The hero spot’s confused protagonist says Pizza Pops are neither a pizza, nor a calzone, which Paul Cuaso, associate director for meals, baking and new ventures at General Mills, says comes directly from customer feedback that said the product was “weird” and hard to categorize.

The brand decided to lean into the weirdness of the product, and Cuaso says the brand is hoping that the celebration of weirdness is a sentiment that will resonate especially well online, where nonconformist behaviours tend to be more celebrated. Cuaso describes each of the principals featured in the four online spots as a real-life weirdo, adding that the brand is also hoping to build a community of like-minded oddballs on Instagram with the #whatatimetobeweird hashtag. He says the message is that all of us are inherently weird to some degree, and focusing on its customers’ own personal expressions of weirdness is a good way to tell the brand story.

The campaign builds on the “#WeirdGood” campaign from 2018. However, rather than the young people in Pizza Pop costumes that campaign featured, the new effort is aimed at a slightly older demo.

In the past, Cuaso says the positioning of the Pizza Pops brand has been “a hunger-filler for teens that’s put in the microwave and explodes.” However, he tells strategy that is a bit of a misconception, as many of its customers are between the ages of 18 and 24. The goal for this campaign, he says, was to reach out to that group of people getting their first job and students living on their own who make their own purchasing decisions for their households, but who may have grown up with moms buying frozen hot snacks.

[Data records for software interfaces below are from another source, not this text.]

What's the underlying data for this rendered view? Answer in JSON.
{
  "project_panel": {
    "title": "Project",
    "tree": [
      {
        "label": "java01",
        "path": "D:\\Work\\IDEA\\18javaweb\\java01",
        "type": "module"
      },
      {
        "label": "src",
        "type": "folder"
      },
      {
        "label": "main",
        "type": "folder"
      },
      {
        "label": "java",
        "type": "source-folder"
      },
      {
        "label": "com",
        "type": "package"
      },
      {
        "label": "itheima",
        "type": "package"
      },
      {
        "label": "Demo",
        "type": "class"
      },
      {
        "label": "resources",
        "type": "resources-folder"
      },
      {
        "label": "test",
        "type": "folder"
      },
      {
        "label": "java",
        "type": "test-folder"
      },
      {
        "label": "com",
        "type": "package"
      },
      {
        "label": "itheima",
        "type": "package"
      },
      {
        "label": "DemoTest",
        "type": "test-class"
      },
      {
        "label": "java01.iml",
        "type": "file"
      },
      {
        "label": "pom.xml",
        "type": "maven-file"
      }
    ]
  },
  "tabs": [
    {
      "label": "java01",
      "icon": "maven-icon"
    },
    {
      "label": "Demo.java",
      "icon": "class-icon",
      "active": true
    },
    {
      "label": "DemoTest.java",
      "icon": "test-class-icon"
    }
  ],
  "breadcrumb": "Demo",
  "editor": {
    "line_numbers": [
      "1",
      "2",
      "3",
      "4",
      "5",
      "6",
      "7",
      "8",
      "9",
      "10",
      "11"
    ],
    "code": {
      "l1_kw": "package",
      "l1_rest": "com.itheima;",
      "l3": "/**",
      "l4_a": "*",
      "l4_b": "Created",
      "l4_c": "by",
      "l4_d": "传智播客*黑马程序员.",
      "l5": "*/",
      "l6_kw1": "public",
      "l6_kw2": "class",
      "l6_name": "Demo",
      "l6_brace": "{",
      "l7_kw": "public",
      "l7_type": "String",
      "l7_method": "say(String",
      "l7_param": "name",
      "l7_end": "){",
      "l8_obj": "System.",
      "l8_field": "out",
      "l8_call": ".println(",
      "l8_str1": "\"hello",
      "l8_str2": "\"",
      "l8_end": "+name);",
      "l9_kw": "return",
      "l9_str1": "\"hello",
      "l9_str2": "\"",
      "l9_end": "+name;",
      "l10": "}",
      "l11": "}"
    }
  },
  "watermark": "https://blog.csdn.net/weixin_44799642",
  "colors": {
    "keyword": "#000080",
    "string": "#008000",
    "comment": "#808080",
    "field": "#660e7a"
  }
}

In addition to the videos, the brand is releasing online OTP and mobile ads as part of the campaign. PR and influencer relations was handled by Veritas Communications, while Cossette was the creative agency.